# Action item
Please retype all the data below exactly, line for line.

#### Supplied information ####

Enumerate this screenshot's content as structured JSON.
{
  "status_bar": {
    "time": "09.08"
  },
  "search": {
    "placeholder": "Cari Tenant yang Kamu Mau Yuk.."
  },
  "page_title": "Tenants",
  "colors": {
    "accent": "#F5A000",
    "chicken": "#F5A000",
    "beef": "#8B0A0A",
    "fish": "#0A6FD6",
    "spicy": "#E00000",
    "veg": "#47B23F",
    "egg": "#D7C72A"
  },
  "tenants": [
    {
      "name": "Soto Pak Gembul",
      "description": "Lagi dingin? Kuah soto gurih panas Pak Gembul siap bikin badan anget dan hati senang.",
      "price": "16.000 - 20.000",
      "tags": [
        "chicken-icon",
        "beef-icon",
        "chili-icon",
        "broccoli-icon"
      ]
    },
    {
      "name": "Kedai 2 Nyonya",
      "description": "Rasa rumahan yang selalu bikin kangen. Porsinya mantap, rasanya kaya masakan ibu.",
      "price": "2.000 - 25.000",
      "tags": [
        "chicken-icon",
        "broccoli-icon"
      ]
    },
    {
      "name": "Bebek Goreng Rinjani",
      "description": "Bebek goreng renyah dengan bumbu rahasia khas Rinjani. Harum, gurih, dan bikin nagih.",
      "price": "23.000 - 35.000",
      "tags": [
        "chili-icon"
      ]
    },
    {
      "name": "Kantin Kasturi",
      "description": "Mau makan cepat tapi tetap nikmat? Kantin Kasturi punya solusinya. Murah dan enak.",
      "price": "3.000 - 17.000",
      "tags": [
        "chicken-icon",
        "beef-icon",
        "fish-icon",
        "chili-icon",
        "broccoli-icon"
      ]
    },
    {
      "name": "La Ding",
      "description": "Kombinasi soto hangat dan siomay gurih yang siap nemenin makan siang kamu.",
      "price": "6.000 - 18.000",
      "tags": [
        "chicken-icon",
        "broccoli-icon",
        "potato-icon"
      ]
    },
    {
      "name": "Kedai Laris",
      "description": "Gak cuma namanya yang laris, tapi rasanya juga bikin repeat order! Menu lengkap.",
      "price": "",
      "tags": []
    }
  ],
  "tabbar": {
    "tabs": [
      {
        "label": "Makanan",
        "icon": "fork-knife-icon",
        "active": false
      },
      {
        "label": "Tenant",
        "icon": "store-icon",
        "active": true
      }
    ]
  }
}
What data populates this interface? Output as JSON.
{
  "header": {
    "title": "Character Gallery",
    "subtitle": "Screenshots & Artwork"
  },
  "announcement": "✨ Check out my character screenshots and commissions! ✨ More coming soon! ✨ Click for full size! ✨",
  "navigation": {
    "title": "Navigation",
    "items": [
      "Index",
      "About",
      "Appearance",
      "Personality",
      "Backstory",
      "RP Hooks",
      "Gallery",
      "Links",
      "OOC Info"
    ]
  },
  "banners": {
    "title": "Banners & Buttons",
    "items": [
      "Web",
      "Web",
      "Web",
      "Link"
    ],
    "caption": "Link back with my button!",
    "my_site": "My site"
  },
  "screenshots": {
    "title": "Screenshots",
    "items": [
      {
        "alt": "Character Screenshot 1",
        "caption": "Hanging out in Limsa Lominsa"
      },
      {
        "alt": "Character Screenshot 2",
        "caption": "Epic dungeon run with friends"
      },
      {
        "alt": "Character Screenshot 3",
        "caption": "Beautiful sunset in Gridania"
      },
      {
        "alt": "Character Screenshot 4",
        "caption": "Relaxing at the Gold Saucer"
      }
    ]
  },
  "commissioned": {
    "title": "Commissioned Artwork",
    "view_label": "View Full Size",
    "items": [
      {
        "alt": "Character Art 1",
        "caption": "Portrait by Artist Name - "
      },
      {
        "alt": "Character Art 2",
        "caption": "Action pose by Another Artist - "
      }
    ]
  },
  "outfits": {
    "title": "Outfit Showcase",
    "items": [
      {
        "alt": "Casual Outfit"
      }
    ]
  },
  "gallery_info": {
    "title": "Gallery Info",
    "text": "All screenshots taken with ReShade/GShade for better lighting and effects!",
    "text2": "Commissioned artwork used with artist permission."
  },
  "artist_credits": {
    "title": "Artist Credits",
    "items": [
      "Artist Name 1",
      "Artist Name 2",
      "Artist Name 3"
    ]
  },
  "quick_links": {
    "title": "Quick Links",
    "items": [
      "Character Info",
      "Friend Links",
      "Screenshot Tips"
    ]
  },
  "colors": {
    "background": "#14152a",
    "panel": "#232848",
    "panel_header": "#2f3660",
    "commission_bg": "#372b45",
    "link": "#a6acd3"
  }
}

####

# Solution to this exercise
Enumerate this screenshot's content as structured JSON.
{
  "status_bar": {
    "time": "09.08"
  },
  "search": {
    "placeholder": "Cari Tenant yang Kamu Mau Yuk.."
  },
  "page_title": "Tenants",
  "colors": {
    "accent": "#F5A000",
    "chicken": "#F5A000",
    "beef": "#8B0A0A",
    "fish": "#0A6FD6",
    "spicy": "#E00000",
    "veg": "#47B23F",
    "egg": "#D7C72A"
  },
  "tenants": [
    {
      "name": "Soto Pak Gembul",
      "description": "Lagi dingin? Kuah soto gurih panas Pak Gembul siap bikin badan anget dan hati senang.",
      "price": "16.000 - 20.000",
      "tags": [
        "chicken-icon",
        "beef-icon",
        "chili-icon",
        "broccoli-icon"
      ]
    },
    {
      "name": "Kedai 2 Nyonya",
      "description": "Rasa rumahan yang selalu bikin kangen. Porsinya mantap, rasanya kaya masakan ibu.",
      "price": "2.000 - 25.000",
      "tags": [
        "chicken-icon",
        "broccoli-icon"
      ]
    },
    {
      "name": "Bebek Goreng Rinjani",
      "description": "Bebek goreng renyah dengan bumbu rahasia khas Rinjani. Harum, gurih, dan bikin nagih.",
      "price": "23.000 - 35.000",
      "tags": [
        "chili-icon"
      ]
    },
    {
      "name": "Kantin Kasturi",
      "description": "Mau makan cepat tapi tetap nikmat? Kantin Kasturi punya solusinya. Murah dan enak.",
      "price": "3.000 - 17.000",
      "tags": [
        "chicken-icon",
        "beef-icon",
        "fish-icon",
        "chili-icon",
        "broccoli-icon"
      ]
    },
    {
      "name": "La Ding",
      "description": "Kombinasi soto hangat dan siomay gurih yang siap nemenin makan siang kamu.",
      "price": "6.000 - 18.000",
      "tags": [
        "chicken-icon",
        "broccoli-icon",
        "potato-icon"
      ]
    },
    {
      "name": "Kedai Laris",
      "description": "Gak cuma namanya yang laris, tapi rasanya juga bikin repeat order! Menu lengkap.",
      "price": "",
      "tags": []
    }
  ],
  "tabbar": {
    "tabs": [
      {
        "label": "Makanan",
        "icon": "fork-knife-icon",
        "active": false
      },
      {
        "label": "Tenant",
        "icon": "store-icon",
        "active": true
      }
    ]
  }
}
What data populates this interface? Output as JSON.
{
  "header": {
    "title": "Character Gallery",
    "subtitle": "Screenshots & Artwork"
  },
  "announcement": "✨ Check out my character screenshots and commissions! ✨ More coming soon! ✨ Click for full size! ✨",
  "navigation": {
    "title": "Navigation",
    "items": [
      "Index",
      "About",
      "Appearance",
      "Personality",
      "Backstory",
      "RP Hooks",
      "Gallery",
      "Links",
      "OOC Info"
    ]
  },
  "banners": {
    "title": "Banners & Buttons",
    "items": [
      "Web",
      "Web",
      "Web",
      "Link"
    ],
    "caption": "Link back with my button!",
    "my_site": "My site"
  },
  "screenshots": {
    "title": "Screenshots",
    "items": [
      {
        "alt": "Character Screenshot 1",
        "caption": "Hanging out in Limsa Lominsa"
      },
      {
        "alt": "Character Screenshot 2",
        "caption": "Epic dungeon run with friends"
      },
      {
        "alt": "Character Screenshot 3",
        "caption": "Beautiful sunset in Gridania"
      },
      {
        "alt": "Character Screenshot 4",
        "caption": "Relaxing at the Gold Saucer"
      }
    ]
  },
  "commissioned": {
    "title": "Commissioned Artwork",
    "view_label": "View Full Size",
    "items": [
      {
        "alt": "Character Art 1",
        "caption": "Portrait by Artist Name - "
      },
      {
        "alt": "Character Art 2",
        "caption": "Action pose by Another Artist - "
      }
    ]
  },
  "outfits": {
    "title": "Outfit Showcase",
    "items": [
      {
        "alt": "Casual Outfit"
      }
    ]
  },
  "gallery_info": {
    "title": "Gallery Info",
    "text": "All screenshots taken with ReShade/GShade for better lighting and effects!",
    "text2": "Commissioned artwork used with artist permission."
  },
  "artist_credits": {
    "title": "Artist Credits",
    "items": [
      "Artist Name 1",
      "Artist Name 2",
      "Artist Name 3"
    ]
  },
  "quick_links": {
    "title": "Quick Links",
    "items": [
      "Character Info",
      "Friend Links",
      "Screenshot Tips"
    ]
  },
  "colors": {
    "background": "#14152a",
    "panel": "#232848",
    "panel_header": "#2f3660",
    "commission_bg": "#372b45",
    "link": "#a6acd3"
  }
}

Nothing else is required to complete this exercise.